*What to do*: Write every line below out again, exactly as given, but leave out the pictures.

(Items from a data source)

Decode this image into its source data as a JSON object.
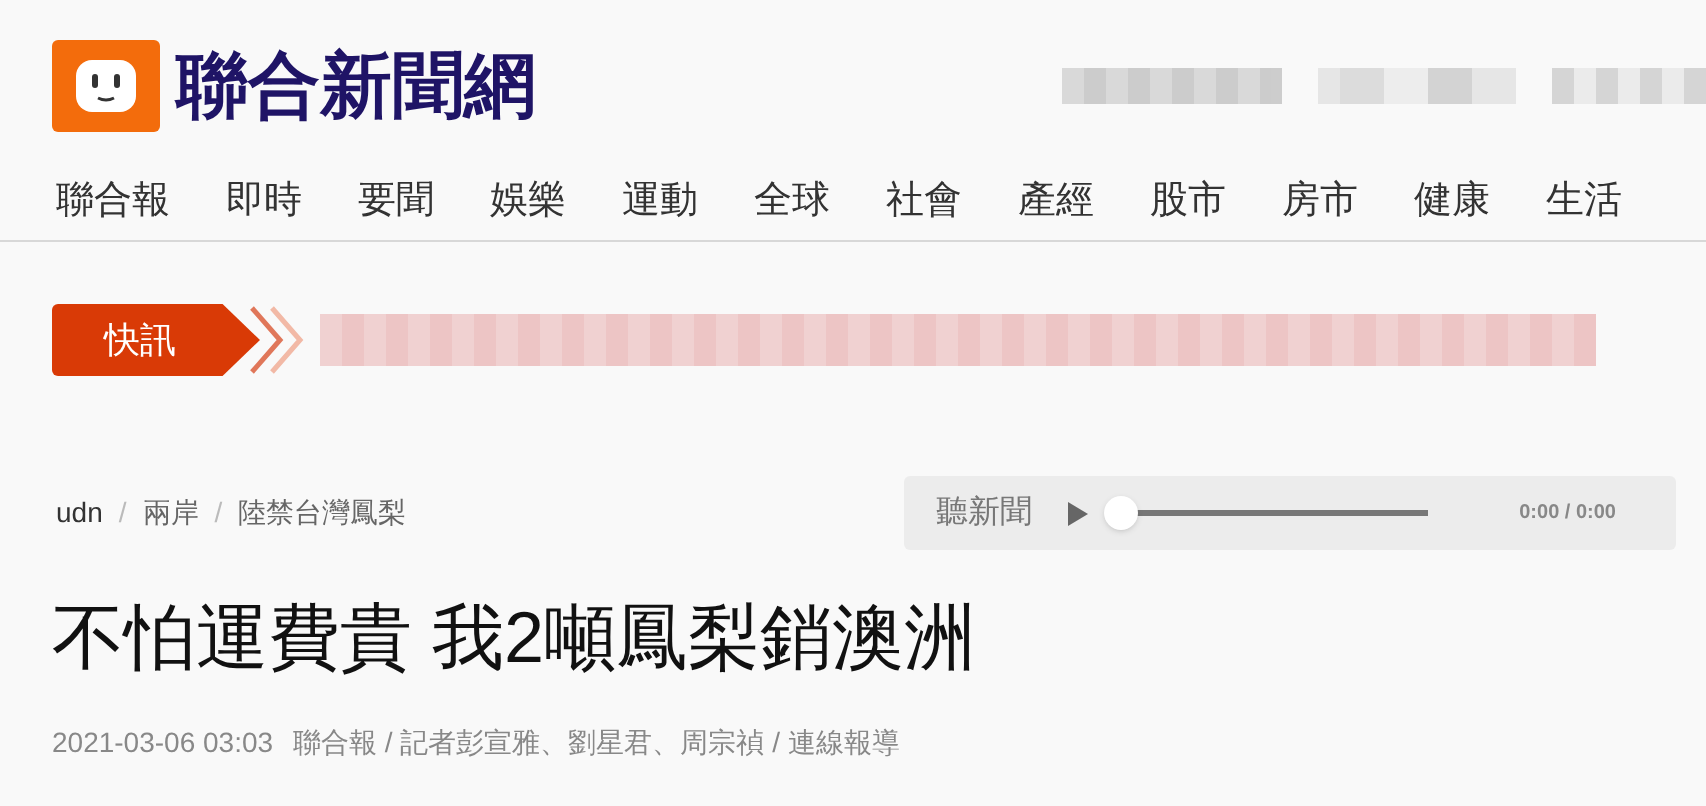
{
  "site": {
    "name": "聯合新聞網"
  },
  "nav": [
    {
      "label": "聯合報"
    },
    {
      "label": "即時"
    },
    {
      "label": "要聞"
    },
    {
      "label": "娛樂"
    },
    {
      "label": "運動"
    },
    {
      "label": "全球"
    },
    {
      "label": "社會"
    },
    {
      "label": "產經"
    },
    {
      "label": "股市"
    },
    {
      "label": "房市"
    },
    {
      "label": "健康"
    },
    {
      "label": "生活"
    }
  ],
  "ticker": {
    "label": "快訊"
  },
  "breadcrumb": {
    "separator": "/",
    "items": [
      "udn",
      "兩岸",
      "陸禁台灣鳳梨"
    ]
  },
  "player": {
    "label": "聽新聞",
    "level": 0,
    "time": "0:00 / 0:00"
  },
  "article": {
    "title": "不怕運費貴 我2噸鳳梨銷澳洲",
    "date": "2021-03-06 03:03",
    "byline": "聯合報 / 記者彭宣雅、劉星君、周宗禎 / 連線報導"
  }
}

*Answer below*:
Decode this image into its source data as a JSON object.
{
  "site": {
    "name": "聯合新聞網"
  },
  "nav": [
    {
      "label": "聯合報"
    },
    {
      "label": "即時"
    },
    {
      "label": "要聞"
    },
    {
      "label": "娛樂"
    },
    {
      "label": "運動"
    },
    {
      "label": "全球"
    },
    {
      "label": "社會"
    },
    {
      "label": "產經"
    },
    {
      "label": "股市"
    },
    {
      "label": "房市"
    },
    {
      "label": "健康"
    },
    {
      "label": "生活"
    }
  ],
  "ticker": {
    "label": "快訊"
  },
  "breadcrumb": {
    "separator": "/",
    "items": [
      "udn",
      "兩岸",
      "陸禁台灣鳳梨"
    ]
  },
  "player": {
    "label": "聽新聞",
    "level": 0,
    "time": "0:00 / 0:00"
  },
  "article": {
    "title": "不怕運費貴 我2噸鳳梨銷澳洲",
    "date": "2021-03-06 03:03",
    "byline": "聯合報 / 記者彭宣雅、劉星君、周宗禎 / 連線報導"
  }
}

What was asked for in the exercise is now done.